Though coffee stalls are now ubiquitous at markets, there aren’t many where your latte will be made and served by the very same person who grew the coffee.
‘Not every region is as blessed as northern NSW,’ says Jane Adams, national spokesperson for the Australian Farmers’ Market Association. She says this because northern NSW is one of only two regions where coffee grows in Australia. Coffee here truly aligns with the ethos of farmers markets: produce grown by local farmers.
There are four farmers markets in Byron Shire: New Brighton (Tuesdays), Byron (Thursdays), Mullumbimby (Fridays) and Bangalow (Saturdays). Each market has between one and three coffee farmers.
Some farms sell almost all the coffee they grow at the markets, either in the form of hot drinks or packets for home use. ‘Without the markets, we probably wouldn’t be in business,’ says Bob James, the Akubra-wearing farmer from Myocum Coffee. Byron Aromas is the exception, also selling roasted coffee online and through retail outlets as well as selling green (unroasted) beans.
Most of the farmers have been at the markets since they started (nearly 13 years for Byron to just over five for Mullumbimby). They’ve seen changes in trends over this time.
Increasing popularity is the first trend. Coffee consumption is on the rise everywhere and the farmers markets are no exception. Tables and chairs encourage people to hang around (and maybe have a second coffee!) rather than just shop and go.

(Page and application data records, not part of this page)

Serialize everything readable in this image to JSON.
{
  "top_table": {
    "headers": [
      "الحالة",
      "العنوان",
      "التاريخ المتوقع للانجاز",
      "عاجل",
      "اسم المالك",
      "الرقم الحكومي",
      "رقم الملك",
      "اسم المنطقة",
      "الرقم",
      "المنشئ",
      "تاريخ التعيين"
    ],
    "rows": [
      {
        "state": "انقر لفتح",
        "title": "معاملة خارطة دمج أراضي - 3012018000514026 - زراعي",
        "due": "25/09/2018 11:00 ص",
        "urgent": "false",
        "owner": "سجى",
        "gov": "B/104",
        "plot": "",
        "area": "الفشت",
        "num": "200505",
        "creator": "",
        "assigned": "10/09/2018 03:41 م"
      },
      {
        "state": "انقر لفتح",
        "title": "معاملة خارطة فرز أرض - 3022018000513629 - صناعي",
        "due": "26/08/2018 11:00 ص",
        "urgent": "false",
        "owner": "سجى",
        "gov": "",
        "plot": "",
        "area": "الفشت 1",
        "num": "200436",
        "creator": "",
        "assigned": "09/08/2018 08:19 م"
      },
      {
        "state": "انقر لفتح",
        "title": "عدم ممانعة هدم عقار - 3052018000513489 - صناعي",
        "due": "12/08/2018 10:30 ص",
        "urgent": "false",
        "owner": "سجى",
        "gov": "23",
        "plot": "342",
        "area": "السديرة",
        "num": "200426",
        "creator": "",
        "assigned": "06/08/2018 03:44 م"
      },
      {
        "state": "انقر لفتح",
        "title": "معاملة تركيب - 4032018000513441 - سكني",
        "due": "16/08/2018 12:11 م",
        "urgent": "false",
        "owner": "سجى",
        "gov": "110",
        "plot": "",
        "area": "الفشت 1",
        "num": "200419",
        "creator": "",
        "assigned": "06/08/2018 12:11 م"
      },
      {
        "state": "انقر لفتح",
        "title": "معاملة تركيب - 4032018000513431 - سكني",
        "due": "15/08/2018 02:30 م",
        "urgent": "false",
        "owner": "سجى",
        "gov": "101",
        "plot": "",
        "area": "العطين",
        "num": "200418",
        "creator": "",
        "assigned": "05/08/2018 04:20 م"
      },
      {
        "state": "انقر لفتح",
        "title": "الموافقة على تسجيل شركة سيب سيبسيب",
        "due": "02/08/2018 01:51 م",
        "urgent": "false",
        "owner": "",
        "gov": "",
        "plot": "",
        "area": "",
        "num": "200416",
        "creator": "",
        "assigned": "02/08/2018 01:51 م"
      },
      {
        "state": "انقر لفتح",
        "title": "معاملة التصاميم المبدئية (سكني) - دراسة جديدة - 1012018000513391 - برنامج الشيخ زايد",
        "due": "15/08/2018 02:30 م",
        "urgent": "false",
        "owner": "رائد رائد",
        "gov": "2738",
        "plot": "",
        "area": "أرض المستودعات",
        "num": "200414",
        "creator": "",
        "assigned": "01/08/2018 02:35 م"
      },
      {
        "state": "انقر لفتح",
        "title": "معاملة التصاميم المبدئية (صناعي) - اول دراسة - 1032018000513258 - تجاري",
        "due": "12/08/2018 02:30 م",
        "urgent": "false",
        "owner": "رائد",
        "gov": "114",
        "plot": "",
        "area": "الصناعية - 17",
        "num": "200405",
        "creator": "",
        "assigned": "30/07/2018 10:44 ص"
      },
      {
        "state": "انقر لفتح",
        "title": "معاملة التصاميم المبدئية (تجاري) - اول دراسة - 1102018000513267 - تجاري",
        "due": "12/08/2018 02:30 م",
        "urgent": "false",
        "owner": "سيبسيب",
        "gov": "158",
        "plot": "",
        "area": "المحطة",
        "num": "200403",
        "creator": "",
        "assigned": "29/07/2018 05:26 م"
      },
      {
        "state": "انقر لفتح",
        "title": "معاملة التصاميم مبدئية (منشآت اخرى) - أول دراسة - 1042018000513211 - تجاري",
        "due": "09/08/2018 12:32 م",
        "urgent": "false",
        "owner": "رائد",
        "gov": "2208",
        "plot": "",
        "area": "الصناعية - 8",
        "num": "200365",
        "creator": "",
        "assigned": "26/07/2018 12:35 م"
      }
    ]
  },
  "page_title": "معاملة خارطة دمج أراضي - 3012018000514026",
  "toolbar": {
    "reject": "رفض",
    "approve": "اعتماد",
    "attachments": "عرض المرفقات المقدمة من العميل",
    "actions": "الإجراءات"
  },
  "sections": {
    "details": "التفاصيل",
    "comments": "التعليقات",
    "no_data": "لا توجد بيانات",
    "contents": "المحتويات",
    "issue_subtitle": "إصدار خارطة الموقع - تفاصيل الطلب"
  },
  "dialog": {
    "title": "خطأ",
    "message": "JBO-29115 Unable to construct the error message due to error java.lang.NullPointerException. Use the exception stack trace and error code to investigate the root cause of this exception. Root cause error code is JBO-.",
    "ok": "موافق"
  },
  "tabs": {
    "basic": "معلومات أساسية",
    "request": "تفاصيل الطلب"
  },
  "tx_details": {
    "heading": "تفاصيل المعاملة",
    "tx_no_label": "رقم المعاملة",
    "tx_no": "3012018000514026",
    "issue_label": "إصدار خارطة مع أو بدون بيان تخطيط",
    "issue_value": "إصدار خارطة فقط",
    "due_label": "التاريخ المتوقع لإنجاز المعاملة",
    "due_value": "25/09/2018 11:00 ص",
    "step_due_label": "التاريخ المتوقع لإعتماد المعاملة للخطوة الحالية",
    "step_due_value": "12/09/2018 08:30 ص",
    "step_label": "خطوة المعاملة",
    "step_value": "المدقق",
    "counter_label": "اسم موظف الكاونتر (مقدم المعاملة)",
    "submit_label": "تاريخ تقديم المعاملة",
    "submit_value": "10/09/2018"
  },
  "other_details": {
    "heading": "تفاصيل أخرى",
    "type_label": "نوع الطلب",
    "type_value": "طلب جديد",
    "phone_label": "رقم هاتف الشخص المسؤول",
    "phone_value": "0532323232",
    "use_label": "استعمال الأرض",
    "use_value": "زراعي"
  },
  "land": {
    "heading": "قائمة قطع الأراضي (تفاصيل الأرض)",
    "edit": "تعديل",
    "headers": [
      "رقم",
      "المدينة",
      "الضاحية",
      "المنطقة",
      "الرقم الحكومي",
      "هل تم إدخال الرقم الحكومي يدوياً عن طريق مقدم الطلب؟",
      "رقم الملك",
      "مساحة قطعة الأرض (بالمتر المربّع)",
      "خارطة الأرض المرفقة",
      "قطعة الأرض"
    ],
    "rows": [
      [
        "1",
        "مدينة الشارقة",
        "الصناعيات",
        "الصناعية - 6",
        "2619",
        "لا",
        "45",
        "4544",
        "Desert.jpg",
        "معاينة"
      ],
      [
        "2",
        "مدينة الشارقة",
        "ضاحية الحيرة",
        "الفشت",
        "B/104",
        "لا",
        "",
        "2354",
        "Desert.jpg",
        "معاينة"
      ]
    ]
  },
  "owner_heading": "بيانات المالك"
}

Another trend is increasing interest in the coffee: how it’s grown, processed and roasted. Visitors, as well as some locals, are amazed to find that the coffee on offer is grown locally. Bob James from Myocum Coffee has a handy flipbook of photos to supplement his firsthand descriptions of life on a coffee farm.
Punters are getting more discriminating (or is this code for fussy?). Coffee jargon is almost a language in itself these days and is always changing. Michelle Clarke from Bangalow Coffee was happy to know what was required when asked for a ‘magic’ the other week. (For those less in the know, a ’magic’ is a double-shot ristretto topped with three-quarters of the usual milk volume). Soy milk is offered by all and almond milk is starting to be available. In keeping with the down-to-earth nature of the markets, latte art is optional. ‘It’s appreciated but not expected,’ says Michelle.
A brand new initiative at Mullumbimby Farmers Market aims to tackle a major downside of our love of coffee – the waste. The University of Queensland estimates that more than one billion coffee cups are produced every year in Australia, generating more than 7,000 tonnes of waste. The Mullum market has taken this on by having cups available with someone dedicated to collecting and washing them. ‘I love it; the coffee tastes better and we’re not creating waste,’ says a market regular, Annique Goldenberg.
Instead of hitting a cafe for your next morning coffee, try heading to a farmers market. You can enjoy a locally grown coffee, chat to the person who grew it and pick up some beans (coffee and fava!) at the same time.